WORK ORDER:
Please return every line in the following data that includes the string "Full".

======== DATASET EXTRACT

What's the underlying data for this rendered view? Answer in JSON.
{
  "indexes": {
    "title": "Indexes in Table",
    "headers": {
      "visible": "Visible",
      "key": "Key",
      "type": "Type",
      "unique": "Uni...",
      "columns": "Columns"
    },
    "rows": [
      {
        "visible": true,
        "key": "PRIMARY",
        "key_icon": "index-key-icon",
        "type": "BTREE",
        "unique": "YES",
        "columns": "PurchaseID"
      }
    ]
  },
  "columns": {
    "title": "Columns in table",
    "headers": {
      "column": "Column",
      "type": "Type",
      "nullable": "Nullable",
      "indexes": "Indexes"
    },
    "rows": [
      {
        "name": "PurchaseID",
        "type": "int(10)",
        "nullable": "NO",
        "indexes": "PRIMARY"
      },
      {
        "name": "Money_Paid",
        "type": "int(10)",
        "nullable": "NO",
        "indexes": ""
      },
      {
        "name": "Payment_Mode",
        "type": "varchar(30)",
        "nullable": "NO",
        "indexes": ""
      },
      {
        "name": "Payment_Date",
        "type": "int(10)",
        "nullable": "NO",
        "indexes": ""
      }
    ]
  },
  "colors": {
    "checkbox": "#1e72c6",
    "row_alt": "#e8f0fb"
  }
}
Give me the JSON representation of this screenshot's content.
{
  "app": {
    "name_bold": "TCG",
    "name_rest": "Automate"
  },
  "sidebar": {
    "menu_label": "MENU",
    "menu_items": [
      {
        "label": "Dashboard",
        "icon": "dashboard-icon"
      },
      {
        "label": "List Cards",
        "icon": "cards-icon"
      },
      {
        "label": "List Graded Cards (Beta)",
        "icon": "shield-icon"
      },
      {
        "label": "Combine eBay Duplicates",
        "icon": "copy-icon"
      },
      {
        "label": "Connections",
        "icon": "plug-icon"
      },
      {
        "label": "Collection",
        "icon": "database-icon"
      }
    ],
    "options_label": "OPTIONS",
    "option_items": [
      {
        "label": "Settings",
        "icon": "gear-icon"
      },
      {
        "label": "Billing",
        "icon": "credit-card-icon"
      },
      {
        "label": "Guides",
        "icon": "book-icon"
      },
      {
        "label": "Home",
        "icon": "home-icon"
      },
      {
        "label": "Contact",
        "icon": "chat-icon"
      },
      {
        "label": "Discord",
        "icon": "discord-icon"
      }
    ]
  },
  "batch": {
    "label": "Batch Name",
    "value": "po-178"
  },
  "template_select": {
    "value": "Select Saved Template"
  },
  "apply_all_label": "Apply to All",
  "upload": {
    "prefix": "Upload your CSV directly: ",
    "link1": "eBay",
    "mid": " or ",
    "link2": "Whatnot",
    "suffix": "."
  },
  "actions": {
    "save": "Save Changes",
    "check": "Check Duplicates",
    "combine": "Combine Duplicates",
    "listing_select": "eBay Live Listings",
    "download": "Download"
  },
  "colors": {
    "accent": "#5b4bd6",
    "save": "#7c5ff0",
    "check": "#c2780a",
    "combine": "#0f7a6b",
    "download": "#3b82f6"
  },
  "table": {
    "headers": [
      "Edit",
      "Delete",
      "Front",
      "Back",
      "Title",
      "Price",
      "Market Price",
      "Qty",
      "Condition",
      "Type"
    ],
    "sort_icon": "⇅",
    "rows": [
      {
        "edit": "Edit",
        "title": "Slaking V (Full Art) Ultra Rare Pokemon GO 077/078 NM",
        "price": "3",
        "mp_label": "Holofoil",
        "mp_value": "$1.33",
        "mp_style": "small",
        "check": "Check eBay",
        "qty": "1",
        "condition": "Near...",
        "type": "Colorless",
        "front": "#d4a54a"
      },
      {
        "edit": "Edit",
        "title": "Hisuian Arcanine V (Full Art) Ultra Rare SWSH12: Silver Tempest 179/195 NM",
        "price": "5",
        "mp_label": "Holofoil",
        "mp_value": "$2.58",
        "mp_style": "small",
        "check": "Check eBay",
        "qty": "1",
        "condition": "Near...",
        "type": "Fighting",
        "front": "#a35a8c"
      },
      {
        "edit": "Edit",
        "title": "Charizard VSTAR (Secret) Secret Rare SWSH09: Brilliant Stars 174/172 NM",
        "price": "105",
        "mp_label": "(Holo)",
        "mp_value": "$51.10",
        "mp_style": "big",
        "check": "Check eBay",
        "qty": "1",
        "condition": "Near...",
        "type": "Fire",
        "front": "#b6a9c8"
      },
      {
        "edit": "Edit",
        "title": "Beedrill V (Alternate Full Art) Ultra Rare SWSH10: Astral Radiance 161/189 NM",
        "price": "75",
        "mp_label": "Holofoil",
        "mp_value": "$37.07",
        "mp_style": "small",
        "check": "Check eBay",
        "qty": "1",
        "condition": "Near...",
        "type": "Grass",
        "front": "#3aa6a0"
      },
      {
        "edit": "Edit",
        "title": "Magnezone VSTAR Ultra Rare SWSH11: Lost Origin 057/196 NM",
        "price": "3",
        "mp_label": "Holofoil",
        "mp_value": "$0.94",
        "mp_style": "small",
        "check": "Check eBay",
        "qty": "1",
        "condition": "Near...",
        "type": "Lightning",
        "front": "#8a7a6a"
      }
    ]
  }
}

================

RESULT OF THE TASK:
        "title": "Slaking V (Full Art) Ultra Rare Pokemon GO 077/078 NM",
        "title": "Hisuian Arcanine V (Full Art) Ultra Rare SWSH12: Silver Tempest 179/195 NM",
        "title": "Beedrill V (Alternate Full Art) Ultra Rare SWSH10: Astral Radiance 161/189 NM",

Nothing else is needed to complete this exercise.